They are usually single page illustrations with the text above.
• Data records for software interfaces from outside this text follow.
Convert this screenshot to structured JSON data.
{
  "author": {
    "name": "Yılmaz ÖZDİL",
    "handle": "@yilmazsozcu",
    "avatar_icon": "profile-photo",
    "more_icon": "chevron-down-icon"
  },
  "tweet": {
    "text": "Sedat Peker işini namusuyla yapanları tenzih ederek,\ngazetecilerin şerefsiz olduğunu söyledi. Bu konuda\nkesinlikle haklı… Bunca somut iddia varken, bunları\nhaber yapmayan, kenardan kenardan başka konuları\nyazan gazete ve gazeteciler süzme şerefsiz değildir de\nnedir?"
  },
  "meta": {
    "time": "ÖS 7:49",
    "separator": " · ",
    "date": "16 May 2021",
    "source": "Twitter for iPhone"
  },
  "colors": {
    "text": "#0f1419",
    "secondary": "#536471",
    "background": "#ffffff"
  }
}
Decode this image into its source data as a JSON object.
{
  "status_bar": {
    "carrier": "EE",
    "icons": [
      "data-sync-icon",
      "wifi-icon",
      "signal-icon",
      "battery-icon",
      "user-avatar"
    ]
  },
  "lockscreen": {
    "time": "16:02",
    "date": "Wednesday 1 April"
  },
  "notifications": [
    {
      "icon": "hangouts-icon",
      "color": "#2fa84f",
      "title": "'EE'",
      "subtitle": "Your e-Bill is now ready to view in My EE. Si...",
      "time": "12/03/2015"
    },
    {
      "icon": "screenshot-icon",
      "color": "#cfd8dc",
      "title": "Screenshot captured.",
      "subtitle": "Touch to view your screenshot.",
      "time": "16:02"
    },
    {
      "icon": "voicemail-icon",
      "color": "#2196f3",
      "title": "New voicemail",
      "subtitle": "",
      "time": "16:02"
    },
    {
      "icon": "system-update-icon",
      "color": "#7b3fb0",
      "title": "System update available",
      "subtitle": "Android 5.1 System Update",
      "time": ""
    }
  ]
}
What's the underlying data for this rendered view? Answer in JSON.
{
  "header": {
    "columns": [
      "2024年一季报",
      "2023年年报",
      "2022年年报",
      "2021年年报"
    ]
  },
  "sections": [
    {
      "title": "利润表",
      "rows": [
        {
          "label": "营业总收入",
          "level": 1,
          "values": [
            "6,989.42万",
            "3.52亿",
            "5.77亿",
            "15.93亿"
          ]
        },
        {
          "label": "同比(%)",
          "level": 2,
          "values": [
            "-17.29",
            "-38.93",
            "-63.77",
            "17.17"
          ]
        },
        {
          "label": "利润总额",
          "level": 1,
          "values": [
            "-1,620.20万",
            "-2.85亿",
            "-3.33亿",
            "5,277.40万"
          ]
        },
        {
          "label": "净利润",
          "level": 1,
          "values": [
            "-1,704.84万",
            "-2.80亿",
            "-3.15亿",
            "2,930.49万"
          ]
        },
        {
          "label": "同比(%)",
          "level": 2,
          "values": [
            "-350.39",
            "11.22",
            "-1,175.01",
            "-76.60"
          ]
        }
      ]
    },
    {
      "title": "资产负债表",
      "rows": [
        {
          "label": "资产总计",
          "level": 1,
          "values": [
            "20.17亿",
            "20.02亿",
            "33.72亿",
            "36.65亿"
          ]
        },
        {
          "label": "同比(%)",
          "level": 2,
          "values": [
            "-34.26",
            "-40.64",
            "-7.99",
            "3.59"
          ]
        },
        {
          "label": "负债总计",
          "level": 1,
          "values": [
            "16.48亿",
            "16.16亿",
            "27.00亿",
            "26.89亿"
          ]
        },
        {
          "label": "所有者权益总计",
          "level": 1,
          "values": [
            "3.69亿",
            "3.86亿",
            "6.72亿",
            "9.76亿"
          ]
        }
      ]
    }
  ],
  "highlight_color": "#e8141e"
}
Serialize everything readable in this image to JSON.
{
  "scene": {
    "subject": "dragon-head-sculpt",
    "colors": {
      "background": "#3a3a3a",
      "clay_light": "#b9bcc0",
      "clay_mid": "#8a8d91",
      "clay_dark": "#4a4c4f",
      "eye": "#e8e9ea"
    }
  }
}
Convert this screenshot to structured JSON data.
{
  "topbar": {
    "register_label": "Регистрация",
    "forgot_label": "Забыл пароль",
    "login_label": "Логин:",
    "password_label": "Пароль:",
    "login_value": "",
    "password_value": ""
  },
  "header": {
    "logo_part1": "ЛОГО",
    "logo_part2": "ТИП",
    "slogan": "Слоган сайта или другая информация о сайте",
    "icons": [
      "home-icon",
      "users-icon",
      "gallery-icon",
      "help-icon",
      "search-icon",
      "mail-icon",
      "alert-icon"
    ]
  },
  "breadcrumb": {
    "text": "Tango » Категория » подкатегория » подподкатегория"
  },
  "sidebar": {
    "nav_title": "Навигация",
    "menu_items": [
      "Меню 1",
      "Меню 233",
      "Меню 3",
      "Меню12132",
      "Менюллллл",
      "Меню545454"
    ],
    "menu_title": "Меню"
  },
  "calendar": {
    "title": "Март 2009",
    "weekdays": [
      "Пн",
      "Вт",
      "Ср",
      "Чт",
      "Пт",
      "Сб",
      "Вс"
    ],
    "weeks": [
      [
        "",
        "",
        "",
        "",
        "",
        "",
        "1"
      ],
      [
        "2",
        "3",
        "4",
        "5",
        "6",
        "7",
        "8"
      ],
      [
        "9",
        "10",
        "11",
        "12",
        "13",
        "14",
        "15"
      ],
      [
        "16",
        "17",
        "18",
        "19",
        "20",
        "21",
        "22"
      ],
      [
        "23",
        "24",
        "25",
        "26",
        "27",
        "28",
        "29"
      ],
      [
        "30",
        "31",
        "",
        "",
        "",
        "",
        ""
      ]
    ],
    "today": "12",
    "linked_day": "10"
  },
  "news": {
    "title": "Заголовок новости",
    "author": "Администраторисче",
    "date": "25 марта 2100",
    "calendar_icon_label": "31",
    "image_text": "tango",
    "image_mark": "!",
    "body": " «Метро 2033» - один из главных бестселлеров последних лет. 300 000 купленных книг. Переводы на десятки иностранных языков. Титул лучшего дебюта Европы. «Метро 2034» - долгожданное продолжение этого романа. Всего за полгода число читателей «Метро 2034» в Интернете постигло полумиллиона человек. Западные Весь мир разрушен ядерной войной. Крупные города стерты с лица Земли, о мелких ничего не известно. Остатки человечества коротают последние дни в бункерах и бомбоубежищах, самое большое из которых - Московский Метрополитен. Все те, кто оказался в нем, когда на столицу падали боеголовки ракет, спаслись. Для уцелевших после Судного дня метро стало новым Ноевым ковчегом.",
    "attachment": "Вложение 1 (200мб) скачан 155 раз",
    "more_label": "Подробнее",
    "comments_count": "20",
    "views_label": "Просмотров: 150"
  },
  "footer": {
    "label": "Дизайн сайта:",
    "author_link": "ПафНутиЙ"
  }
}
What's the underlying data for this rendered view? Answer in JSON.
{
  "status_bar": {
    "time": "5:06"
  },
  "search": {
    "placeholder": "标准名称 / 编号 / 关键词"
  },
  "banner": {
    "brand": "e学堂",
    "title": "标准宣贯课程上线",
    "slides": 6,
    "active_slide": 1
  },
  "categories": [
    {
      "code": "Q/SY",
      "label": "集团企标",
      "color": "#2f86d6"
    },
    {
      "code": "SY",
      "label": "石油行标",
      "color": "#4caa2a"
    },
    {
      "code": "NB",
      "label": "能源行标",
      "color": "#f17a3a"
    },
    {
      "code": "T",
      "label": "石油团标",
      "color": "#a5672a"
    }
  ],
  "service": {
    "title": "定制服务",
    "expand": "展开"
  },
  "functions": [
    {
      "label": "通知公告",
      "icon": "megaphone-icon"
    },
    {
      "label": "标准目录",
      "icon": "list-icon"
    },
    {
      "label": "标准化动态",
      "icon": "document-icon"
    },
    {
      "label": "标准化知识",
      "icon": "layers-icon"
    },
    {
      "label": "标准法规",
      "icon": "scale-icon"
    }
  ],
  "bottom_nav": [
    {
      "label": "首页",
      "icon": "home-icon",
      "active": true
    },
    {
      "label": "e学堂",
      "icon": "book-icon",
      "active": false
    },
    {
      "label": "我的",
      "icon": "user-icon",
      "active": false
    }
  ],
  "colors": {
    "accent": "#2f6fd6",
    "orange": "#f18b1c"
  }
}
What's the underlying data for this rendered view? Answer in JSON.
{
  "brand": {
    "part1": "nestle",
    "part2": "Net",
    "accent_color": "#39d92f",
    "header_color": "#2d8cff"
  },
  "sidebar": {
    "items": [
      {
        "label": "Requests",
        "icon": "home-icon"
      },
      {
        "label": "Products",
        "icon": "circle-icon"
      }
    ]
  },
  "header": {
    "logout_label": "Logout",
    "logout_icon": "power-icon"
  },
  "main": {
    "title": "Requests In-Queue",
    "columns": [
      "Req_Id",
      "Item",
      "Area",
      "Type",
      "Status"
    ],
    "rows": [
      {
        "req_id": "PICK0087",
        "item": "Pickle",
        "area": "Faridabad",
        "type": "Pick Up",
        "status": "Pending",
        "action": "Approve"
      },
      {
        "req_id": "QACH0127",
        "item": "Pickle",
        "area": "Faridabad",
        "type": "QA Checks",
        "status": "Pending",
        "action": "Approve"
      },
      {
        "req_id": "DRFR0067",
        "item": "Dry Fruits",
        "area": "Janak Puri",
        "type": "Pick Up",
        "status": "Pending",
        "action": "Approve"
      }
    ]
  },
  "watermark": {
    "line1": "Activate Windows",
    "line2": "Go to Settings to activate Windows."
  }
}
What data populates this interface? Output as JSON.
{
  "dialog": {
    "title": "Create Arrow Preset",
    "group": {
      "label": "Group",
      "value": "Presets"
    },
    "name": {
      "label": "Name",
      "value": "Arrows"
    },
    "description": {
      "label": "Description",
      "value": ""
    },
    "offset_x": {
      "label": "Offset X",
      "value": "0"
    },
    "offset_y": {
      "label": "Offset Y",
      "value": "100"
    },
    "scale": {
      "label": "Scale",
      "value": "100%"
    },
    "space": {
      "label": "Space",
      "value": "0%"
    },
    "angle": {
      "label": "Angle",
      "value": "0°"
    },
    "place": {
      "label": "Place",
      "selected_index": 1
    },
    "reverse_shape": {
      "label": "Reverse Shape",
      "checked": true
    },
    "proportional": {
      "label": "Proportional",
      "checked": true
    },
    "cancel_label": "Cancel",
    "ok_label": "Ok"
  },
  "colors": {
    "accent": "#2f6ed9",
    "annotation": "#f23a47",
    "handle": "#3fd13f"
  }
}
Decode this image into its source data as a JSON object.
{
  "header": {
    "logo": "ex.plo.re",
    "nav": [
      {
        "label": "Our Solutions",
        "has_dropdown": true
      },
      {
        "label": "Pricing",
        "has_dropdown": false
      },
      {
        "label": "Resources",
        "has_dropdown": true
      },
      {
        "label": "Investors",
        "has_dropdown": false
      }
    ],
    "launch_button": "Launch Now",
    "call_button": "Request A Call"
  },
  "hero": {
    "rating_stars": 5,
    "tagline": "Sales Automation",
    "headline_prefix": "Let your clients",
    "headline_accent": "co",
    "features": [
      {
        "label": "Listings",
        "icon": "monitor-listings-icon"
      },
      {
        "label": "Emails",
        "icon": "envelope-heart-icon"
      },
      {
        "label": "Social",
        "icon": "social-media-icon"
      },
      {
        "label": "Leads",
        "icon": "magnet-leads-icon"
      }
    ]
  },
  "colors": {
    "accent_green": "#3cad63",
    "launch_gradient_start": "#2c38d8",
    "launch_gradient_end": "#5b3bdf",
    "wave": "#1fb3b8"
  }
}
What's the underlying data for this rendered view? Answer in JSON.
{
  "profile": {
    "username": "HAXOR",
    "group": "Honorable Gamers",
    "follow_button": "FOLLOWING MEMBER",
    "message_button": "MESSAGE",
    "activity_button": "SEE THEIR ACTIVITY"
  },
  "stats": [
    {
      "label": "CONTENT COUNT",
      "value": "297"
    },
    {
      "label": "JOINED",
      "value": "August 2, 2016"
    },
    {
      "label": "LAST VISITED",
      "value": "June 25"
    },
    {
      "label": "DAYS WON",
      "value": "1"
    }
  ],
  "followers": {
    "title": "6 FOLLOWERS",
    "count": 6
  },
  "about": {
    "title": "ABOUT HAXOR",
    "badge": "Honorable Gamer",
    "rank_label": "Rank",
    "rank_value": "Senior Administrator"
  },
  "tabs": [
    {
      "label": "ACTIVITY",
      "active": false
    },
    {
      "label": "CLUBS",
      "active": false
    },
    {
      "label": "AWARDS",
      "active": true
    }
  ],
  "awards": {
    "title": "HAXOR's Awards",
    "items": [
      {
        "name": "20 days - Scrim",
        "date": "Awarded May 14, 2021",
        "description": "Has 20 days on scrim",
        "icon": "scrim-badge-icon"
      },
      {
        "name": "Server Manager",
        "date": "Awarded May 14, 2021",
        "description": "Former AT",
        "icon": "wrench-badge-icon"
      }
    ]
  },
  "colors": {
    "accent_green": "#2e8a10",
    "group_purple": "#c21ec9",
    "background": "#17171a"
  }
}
And in all of them, whether the children are on the picture together or not, Titch always looks small and his brother and sister always look bigger, but comparatively so.
----Other bits of information----
The book was first published in the USA in 1971 and by Picture Puffins in 1974.
My copy is Picture Puffin, ISBN 0-14-050096-0 and cost £2.99, but amazon are selling them very cheaply.
----Other books by Pat Hutchins----
You'll Soon Grow Into Them, Titch
Clocks and More Clocks
Don't Forget the Bacon!
The Doorbell Rang
The Surprise Party
The Wind Blew
Most of the books are very simple and suitable for young children.
I know it's a very simple book but I enjoy reading it to very young children, and there are lots of things to discuss and enjoy…
*We talk about sizes and use comparative vocabulary.
*The first time children hear it, we try to guess what's going to happen next.
*Talk about and grow seeds to show how they do grow and grow.
*Look at pictures of how children have grown; Little Miss loves to see how she has grown and compare herself and her two big brothers with Titch and his older siblings
• Look at the pictures and enjoy the facial expressions.
So, although it is a simple book, the very simplicity does appeal to children and give them scope for discussion and enjoyment.
The pictures complement the text and I even like the font of the text- very simple and as a primary teacher would write. Young readers are usually able to read some of the more common words because of the simplicity of the font, and the fact that the sentences are simply constructed.
It's worth a read if only because they will almost certainly meet it at some point at school.
Thanks for reading.
Summary: Excellent story about growing which children will "meet" at school